By Daniel Shane
Qatari broadcaster claims AT&T’s 11th hour decision not to carry US channel in violation of agreement
Al Jazeera has sued US cable operator AT&T over its 11 hour refusal to carry the Qatari broadcaster’s new American network on its pay TV service.
A filing at a US court by Al Jazeera claims that AT&T’s decision not to broadcast the channel is in violation of an agreement between the two parties. AT&T said on August 19 that it would not be carrying the news channel on its paid-for U-verse service due to a contract dispute, with Al Jazeera beginning transmission on the 20. U-verse has about 5m customers across the US.
In Al Jazeera’s filing at Delware Chancery Court, Al Jazeera said AT&T’s actions amounted to a “wrongful termination of an affiliation agreement”.
In an emailed statement to major news services, an AT&T spokesperson said that it had made the decision not carry Al Jazeera due to “our inability to come to terms on a new agreement and due to certain breaches of the existing agreement”.
Al Jazeera entered the US market when it acquired former US vice president Al Gore’s network Current TV for $500m in early 2013, which it has rebranded as Al Jazeera America. Its purchase of Current TV gave Al Jazeera access to about 50m US homes, although Time Warner Cable (TWC) quickly dropped the channel from its line-up. TWC says it is still in negotiations with Al Jazeera to carry its US channel.
In preparation for the launch, Al Jazeera America has put together a team of 900 employees and will operate out of 12 bureaus across the US. The broadcaster has also appointed ABC executive Kate O’Brian as its president and former CNN anchor Ali Velshi.
It will initially be available to about 49m households, although some experts believe that it will struggle to capture anywhere near this amount.
Claire Enders, head of UK-based Enders Analysis, said that Al Jazeera is a “tainted brand” in the US, based on the perception among the American public that it is “anti-Israel” and for its role in airing Al Qaeda videos during the Afghanistan war.

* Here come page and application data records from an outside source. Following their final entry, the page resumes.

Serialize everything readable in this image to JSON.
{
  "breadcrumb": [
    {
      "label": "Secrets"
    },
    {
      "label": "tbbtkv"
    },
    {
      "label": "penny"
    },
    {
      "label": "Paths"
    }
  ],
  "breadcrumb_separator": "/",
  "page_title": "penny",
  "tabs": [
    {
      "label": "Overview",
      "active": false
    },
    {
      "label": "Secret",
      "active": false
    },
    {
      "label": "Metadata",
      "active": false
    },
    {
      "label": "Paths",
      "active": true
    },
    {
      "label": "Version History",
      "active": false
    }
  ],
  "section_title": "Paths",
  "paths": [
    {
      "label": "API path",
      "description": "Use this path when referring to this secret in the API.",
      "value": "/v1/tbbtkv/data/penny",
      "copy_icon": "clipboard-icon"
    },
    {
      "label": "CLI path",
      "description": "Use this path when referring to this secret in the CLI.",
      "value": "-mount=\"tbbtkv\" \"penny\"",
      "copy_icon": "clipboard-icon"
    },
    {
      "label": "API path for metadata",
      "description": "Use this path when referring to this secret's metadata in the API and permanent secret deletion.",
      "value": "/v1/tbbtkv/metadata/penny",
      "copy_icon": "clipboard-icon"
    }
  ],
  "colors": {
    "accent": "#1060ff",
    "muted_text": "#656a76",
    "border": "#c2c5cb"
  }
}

“It’s a very unattractive brand in the US,” she added. “Americans have very little interest in foreign news services anyway. The BBC, which is a very credible service, barely appears on the radar, despite having been distributed on cable systems for ten years.”
The launch has also been hit by internal strife within the network. In an email circulated to Al Jazeera’s top executives, the station’s senior political analyst Marwan Bishara claimed there were efforts by the US operation to distance itself from Doha in a bid to avoid being labelled “anti-American”, going so far as to employ mostly US citizens.
“How have we moved from the main idea that the strength of AJN (Al Jazeera News) lies in the diversity, plurality and even accents of its journalists to a channel where only Americans work?,” he asked.
Al Jazeera America went live on Tuesday at 15:00 US eastern time, beginning with ‘This is Al Jazeera: Preview Hour’, followed by news headlines.